In his fourth year as an apprentice, Pip is listening to Mr. Wopsle read about a murder case in the newspaper at the Three Jolly Bargemen. Mr. Wopsle acts out the parts of the different people involved with the case, making it more dramatic but less factual. The group of men listening to him enjoys the performance and decide the defendant is guilty.
A stranger is watching this with a contemptuous look. When Mr. Wopsle finishes, the stranger asks the group if they have settled on the verdict of guilt to their satisfaction. Everyone agrees. The man asks them if they are aware that the law requires that every man be viewed innocent until proven guilty. Mr. Wopsle says he is aware of it. The stranger then asks Wopsle if he is aware that there has been no cross-examination of the witnesses, and the prisoner still has yet to put forth their defense. He shows Mr. Wopsle where this is mentioned in the paper. He then says they have no right to condemn a man before his side of the story is heard. The group starts doubting that their conception of Mr. Wopsle is correct.
The stranger then asks for Joe Gargery and his apprentice Pip. Pip recognizes the stranger as the man on the stairs he had met years ago at Miss Havisham’s. The stranger says he has a lengthy, personal matter to discuss with them and would prefer to do it at their residence.
When they reach the house, the stranger identifies himself as Jaggers, a lawyer in London. He is here on the business of his client. If his advice had been asked, he wouldn’t have approved of this being done—but his advice wasn’t sought, and he will fulfill his duties irregardless.

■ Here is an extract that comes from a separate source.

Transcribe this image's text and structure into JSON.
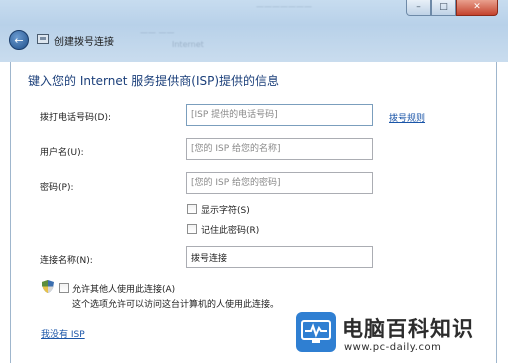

Jaggers tells Joe that he is here to take his apprentice from him so that he can have a better life. He asks Joe if he wants any compensation, and Joe says no. Jaggers tells Pip that he has great expectations. He will inherit some property someday, and the owner wishes for him to be brought up as a gentleman. Pip assumes Miss Havisham is his benefactor.
The lawyer tells him there are stipulations. He is always to keep his name Pip. His benefactor wishes to remain unknown until the time they choose to contact him. The person will eventually reveal themselves, though Mr. Jaggers doesn’t know when this will be. Pip is not to make an inquiry into the matter. All his dealings must be done through Mr. Jaggers. If Pip has a suspicion that he knows his benefactor, he should keep it to himself. Mr. Jaggers doesn’t know if these stipulations have a good reason behind them or whether they are just whims, but Pip must agree to uphold them if he accepts his great expectations.
Pip agrees. Jaggers tells him he is his guardian for now. He will provide him with an allowance so that he can acquire what he needs and pay for his education. He recommends a tutor—a Mr. Mathew Pocket. Pip remembers the name as a relation of Miss Havisham’s. Jaggers gives him money to buy new clothes.
Mr. Jaggers then remarks that Joe looks flabbergasted. Joe admits he is stunned. Mr. Jaggers tells him that he does have money to compensate Joe, but Joe refuses it. Mr. Jaggers looks like he thinks Joe is a total idiot, which Joe resents. Jaggers tells Pip that the sooner he is gone from this house, the better it will be for him in becoming a gentleman. He reiterates again that he is being paid for these services and has no personal interest in the matter.
Joe tells Biddy that Pip is to become a gentleman. Pip resents the sadness and wonder in their tones. Pip becomes gloomy as they talk about his going away. He wishes to avoid people making over him, and he doesn’t want to show off the new clothes he is going to buy or tell anyone else about his good fortune.